Hundreds Turn Out For ‘Taste Of The Lions’ At Ford Field
Sports Fan Insider
DETROIT (WWJ) - Trying to help tackle hunger across the metro area, the Detroit Lions held their first-ever “Taste of the Lions” charity event at Ford Field Tuesday night.
Fans paid $150 each to meet Lions players while sampling some of the best food from over two dozen area restaurants.
Among those on hand was Lions wide receiver Nate Burleson, who said “When you’re talking about feeding people, that’s pretty much self-explanatory.”
Burleson said part of being an outstanding player in the NFL is the committment they have to improving their communities.
“We sign up to play football, but we also sign up for the city that we live in. We want to be able to give back so when we leave, we leave footprints on places that we have helped, and this is one of those causes,” he said.
Lions’ veterans also made appearances at the event. Former offensive tackle Lomas Brown said he wouldn’t have missed the event for anything.
“It is so important for people to step up and help those that can’t help themselves, especially children. No person should go unfed,” he said.
Former defensive back Lem Barney said the event is so important, he hopes the Lions organization holds Taste of the Lions every year.
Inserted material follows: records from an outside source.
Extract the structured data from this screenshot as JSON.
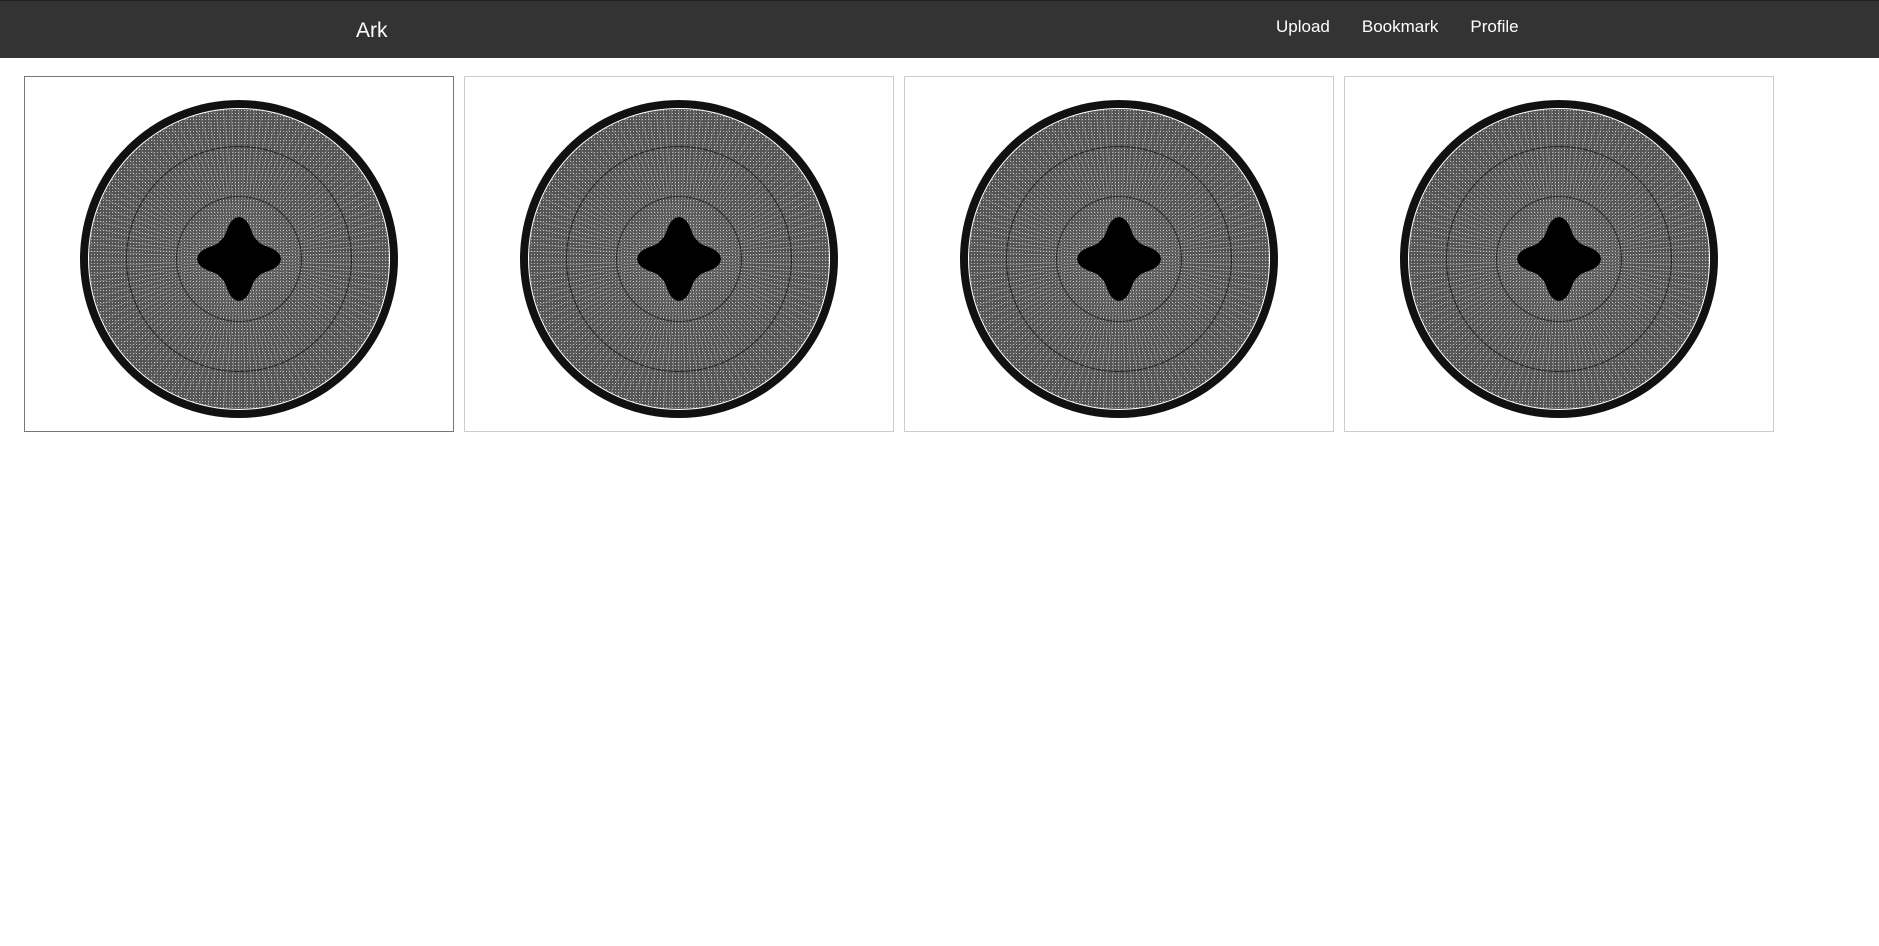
{
  "navbar": {
    "brand": "Ark",
    "links": [
      {
        "label": "Upload"
      },
      {
        "label": "Bookmark"
      },
      {
        "label": "Profile"
      }
    ],
    "background_color": "#333333",
    "text_color": "#ffffff"
  },
  "gallery": {
    "items": [
      {
        "selected": true
      },
      {
        "selected": false
      },
      {
        "selected": false
      },
      {
        "selected": false
      }
    ]
  }
}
“They started with similar ‘Taste’ events at the Super Bowl three years ago. For the amount of people here tonight, it shows this can be a big deal here in the city of Detroit. So, I’m hoping this can become an annual event,” he said.
Many fans were also happy to support the cause.
“I went and scraped up the money to come. The fact that it’s going to people who are hungry, I feel good,” said Charlie Strelecki of Royal Oak.
While others, like 10-year-old Tyler Terbruggen of Madison Heights, said it was a dream come true to meet their favorite football stars.
“Calvin Johnson is amazing! I had the chance to meet him and it was phenomenal,” he said.
Proceeds from the event benefit “Living for the City” partner Eastern Market and their fight against Detroit’s food access crisis.